A Not-so-Brief History of Dime
May 18, 2011 § 3 Comments
“Is it not the secret aim and underlying motive of history to seek to explain the present?” asks Braudel, in this, the third and final volume of his magnum opus, Civilization and Capitalism 15th-18th Century.
Our present, even more so today in 2011 than when Braudel went to press in 1979, is an intensely capitalist one: it is pretty much the only show in town these days, and has been so for nearly a generation; many of us would be unable to conceive of life before, or without, capitalism. At the same time, an angry undercurrent of protest persists in every part of the world that holds capitalism responsible for much of the world’s suffering, and seeks a return to some mythical golden age. Both sides would probably benefit from a better understanding of the system, and therefore from a reading of Braudel’s trilogy.
Capitalism is primarily an economic system (though, as Braudel says, its social and cultural repurcussions are essential to its very definition and must not be ignored). There are three ways to study economics: as economic theory (which can then be applied for predictive or prescriptive purposes), as statistics (which can then be used largely for descriptive purposes) or as historical analysis, which can be used to explain the world in terms of the processes that transformed the past into the present. The last-named technique is Braudel’s weapon of choice.
I have written elsewhere about Braudel’s earlier volumes, his methodology of research and distinctive style. I shall not repeat myself here, but will merely point out that this is possibly the most readable book of the three, simply because it is at a slightly higher plane of analysis than the rest. Braudel’s first volume spoke only about consumption patterns around the world, and his second addressed the evolution of basic commercial exchange, at the level of the individual businessman or trader. In this volume, he takes it up a notch and discusses trade, industry and markets at the international level – and at this level, political history and economic history often interweave – political events have economic outcomes, and vice versa – and political history is more familiar to the layman, and so much more readable. Even so, this is a slow, heavy book, that demands its reader’s rapt attention for more than 600 pages and presumes a certain level of familiarity with regional history, geography, demography and economics; it is probable that Braudel wrote for other historians and economists, rather than for a lay public.

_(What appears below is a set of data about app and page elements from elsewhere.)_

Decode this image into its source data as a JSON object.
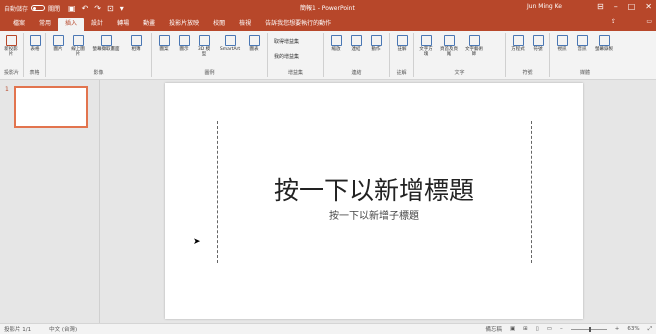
{
  "titlebar": {
    "autosave_label": "自動儲存",
    "autosave_state": "關閉",
    "doc_title": "簡報1 - PowerPoint",
    "user": "Jun Ming Ke",
    "qat": [
      "save-icon",
      "undo-icon",
      "redo-icon",
      "present-icon",
      "customize-icon"
    ]
  },
  "tabs": {
    "items": [
      "檔案",
      "常用",
      "插入",
      "設計",
      "轉場",
      "動畫",
      "投影片放映",
      "校閱",
      "檢視",
      "告訴我您想要執行的動作"
    ],
    "active": "插入"
  },
  "ribbon": {
    "groups": [
      "投影片",
      "表格",
      "影像",
      "圖例",
      "增益集",
      "連結",
      "註解",
      "文字",
      "符號",
      "媒體"
    ],
    "buttons": [
      "新投影片",
      "表格",
      "圖片",
      "線上圖片",
      "螢幕擷取畫面",
      "相簿",
      "圖案",
      "圖示",
      "3D 模型",
      "SmartArt",
      "圖表",
      "取得增益集",
      "我的增益集",
      "縮放",
      "連結",
      "動作",
      "註解",
      "文字方塊",
      "頁首及頁尾",
      "文字藝術師",
      "方程式",
      "符號",
      "視訊",
      "音訊",
      "螢幕錄製"
    ]
  },
  "thumbs": {
    "number": "1"
  },
  "slide": {
    "title": "按一下以新增標題",
    "subtitle": "按一下以新增子標題"
  },
  "statusbar": {
    "slide_pos": "投影片 1/1",
    "language": "中文 (台灣)",
    "notes": "備忘稿",
    "zoom": "63%"
  }
}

Mind you, Braudel’s story is not a complex one. Capitalism – especially commercial capitalism – has been around in different shapes and forms and levels of maturity for a very long time, across the world. Between the 15th and 18th centuries, aided by political and social circumstances, and brandishing the tools of capitalism to their advantage, European city-states that had so far been on the margins of history, suddenly gained the upper hand and ruled the world. While Braudel incorporates well-researched commentary on the factors quoted by other historians as being fundamental to the growth of European hegemony (colonization in Asia, slavery in the New World, and the industrial revolution in Europe), Braudel’s narrative is most animated when he describes the relay race of European supremacy, as the baton passed in turn, from Venice to Antwerp to Genoa to Amsterdam, to London, and finally to New York. For each period, he explains the economic and political circumstances that favoured the ascendancy of a city at one time, and those that hastened its fall from grace at another. The main effect that he aims for in his readers is a sense of surprise at the sophistication in financial innovations and practices already in use at these early stages. Nothing is really new, he seems to say; the medieval merchants had much the same instruments we possess today and were subject to the same temptations and frailties. By paying close attention to the way their fortunes rose and plummetted, we may manage to avoid similar pitfalls (but alas, we never do).

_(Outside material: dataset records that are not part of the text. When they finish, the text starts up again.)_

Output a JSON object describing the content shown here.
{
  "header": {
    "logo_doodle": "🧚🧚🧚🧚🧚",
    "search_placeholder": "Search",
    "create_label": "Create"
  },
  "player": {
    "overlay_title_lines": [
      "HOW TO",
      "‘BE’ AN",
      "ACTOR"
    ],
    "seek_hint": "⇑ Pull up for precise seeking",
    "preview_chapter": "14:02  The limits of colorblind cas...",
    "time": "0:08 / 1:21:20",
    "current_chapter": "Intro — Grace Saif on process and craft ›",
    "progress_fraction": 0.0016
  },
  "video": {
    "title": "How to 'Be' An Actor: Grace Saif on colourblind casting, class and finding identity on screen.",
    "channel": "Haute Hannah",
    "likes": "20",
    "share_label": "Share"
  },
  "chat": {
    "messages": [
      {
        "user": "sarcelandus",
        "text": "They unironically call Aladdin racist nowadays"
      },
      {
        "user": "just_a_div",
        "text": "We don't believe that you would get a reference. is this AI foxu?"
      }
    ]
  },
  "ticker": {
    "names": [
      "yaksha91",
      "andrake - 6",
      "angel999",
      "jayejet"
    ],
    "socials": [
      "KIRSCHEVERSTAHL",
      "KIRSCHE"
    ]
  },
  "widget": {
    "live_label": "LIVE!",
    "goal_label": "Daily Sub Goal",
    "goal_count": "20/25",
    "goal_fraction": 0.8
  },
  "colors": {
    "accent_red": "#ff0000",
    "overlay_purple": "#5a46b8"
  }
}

For instance, Braudel points out that bills of exchange, credit, banks, forward selling and public finance were already present in Venice in the 15th century, as well as in the vast market system that stretched from Jeddah on the Red Sea through Surat, Cochin and Masulipatnam in India to Malacca at the edge of the Pacific Ocean; that it was the Genoese merchants of the 16th century, primary lenders to Charles V of Spain, who, much like a Wall Street firm of today, ceased to take an interest in trade, and devoted their capital purely to financing and investments in metal commodities – their path to success, but also the key to their subsequent failure; that Amsterdam merchants put the interests of commerce over patriotism and made speculation and debt a national obsession (and so didn’t pay attention to a protectionist England progressively taking over her role); finally, that the English victories in the 18th century over the French, the Dutch, and indeed the entire world, were built, much to the amazement of her enemies, on the insubstantial foundations of paper money, government debt and artificial wealth – though, as Braudel quips, “was not artificial wealth a masterpiece of human achievement?”
I write this in 2011, at a time when the nominal value of outstanding OTC derivatives stands at $601 trillion (ten times the GDP of the entire world). Braudel’s words seem a touch ironic. Artificial wealth of the magnitude that we deal with today is an achievement alright – it is the triumph of human greed and wishful thinking over common sense. My conclusion: we may or may not have become more capitalistic in the last 500 years, but we have certainly not become more civilized.
Tagged: Fernand Braudel